• About this task: Keep the pictures out, please, and set down every record exactly.

• Data records:
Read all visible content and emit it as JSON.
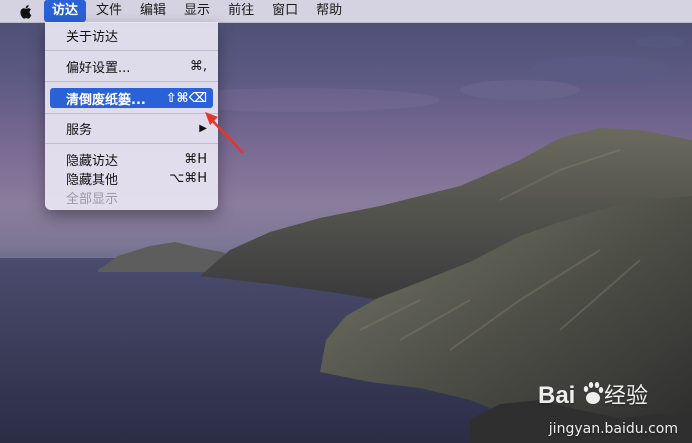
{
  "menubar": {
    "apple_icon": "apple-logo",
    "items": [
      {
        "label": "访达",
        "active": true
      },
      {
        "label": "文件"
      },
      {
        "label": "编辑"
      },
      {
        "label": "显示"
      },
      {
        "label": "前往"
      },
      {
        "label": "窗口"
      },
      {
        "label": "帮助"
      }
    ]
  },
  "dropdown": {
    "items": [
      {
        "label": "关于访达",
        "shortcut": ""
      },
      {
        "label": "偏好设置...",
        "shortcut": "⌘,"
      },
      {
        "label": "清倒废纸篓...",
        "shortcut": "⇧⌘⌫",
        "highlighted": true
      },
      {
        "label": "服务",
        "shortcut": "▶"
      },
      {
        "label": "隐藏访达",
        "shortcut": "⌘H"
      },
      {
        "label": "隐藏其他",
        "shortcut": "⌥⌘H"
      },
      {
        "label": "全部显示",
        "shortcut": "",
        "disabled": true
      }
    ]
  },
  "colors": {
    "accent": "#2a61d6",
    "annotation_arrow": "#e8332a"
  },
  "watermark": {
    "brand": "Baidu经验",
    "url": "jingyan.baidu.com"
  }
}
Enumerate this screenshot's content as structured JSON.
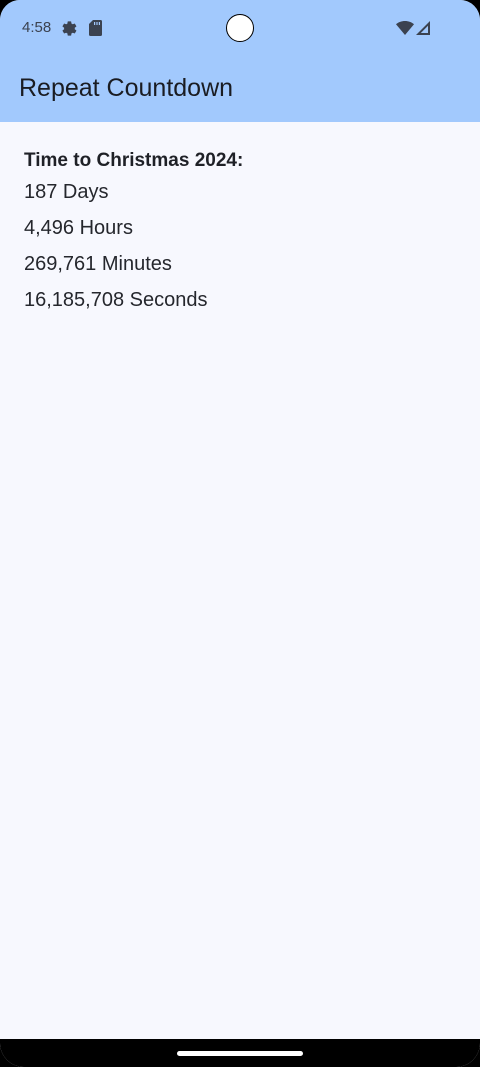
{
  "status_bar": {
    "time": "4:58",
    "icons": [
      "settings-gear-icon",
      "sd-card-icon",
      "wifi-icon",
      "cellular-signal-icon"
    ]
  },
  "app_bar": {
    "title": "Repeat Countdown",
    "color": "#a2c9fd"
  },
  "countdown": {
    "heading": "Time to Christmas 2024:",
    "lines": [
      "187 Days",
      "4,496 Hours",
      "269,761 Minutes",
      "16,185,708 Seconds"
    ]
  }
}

• Written response:
Read all visible content and emit it as JSON.
{
  "menubar": {
    "apple_icon": "apple-logo",
    "items": [
      {
        "label": "访达",
        "active": true
      },
      {
        "label": "文件"
      },
      {
        "label": "编辑"
      },
      {
        "label": "显示"
      },
      {
        "label": "前往"
      },
      {
        "label": "窗口"
      },
      {
        "label": "帮助"
      }
    ]
  },
  "dropdown": {
    "items": [
      {
        "label": "关于访达",
        "shortcut": ""
      },
      {
        "label": "偏好设置...",
        "shortcut": "⌘,"
      },
      {
        "label": "清倒废纸篓...",
        "shortcut": "⇧⌘⌫",
        "highlighted": true
      },
      {
        "label": "服务",
        "shortcut": "▶"
      },
      {
        "label": "隐藏访达",
        "shortcut": "⌘H"
      },
      {
        "label": "隐藏其他",
        "shortcut": "⌥⌘H"
      },
      {
        "label": "全部显示",
        "shortcut": "",
        "disabled": true
      }
    ]
  },
  "colors": {
    "accent": "#2a61d6",
    "annotation_arrow": "#e8332a"
  },
  "watermark": {
    "brand": "Baidu经验",
    "url": "jingyan.baidu.com"
  }
}
Enumerate this screenshot's content as structured JSON.
{
  "status_bar": {
    "time": "4:58",
    "icons": [
      "settings-gear-icon",
      "sd-card-icon",
      "wifi-icon",
      "cellular-signal-icon"
    ]
  },
  "app_bar": {
    "title": "Repeat Countdown",
    "color": "#a2c9fd"
  },
  "countdown": {
    "heading": "Time to Christmas 2024:",
    "lines": [
      "187 Days",
      "4,496 Hours",
      "269,761 Minutes",
      "16,185,708 Seconds"
    ]
  }
}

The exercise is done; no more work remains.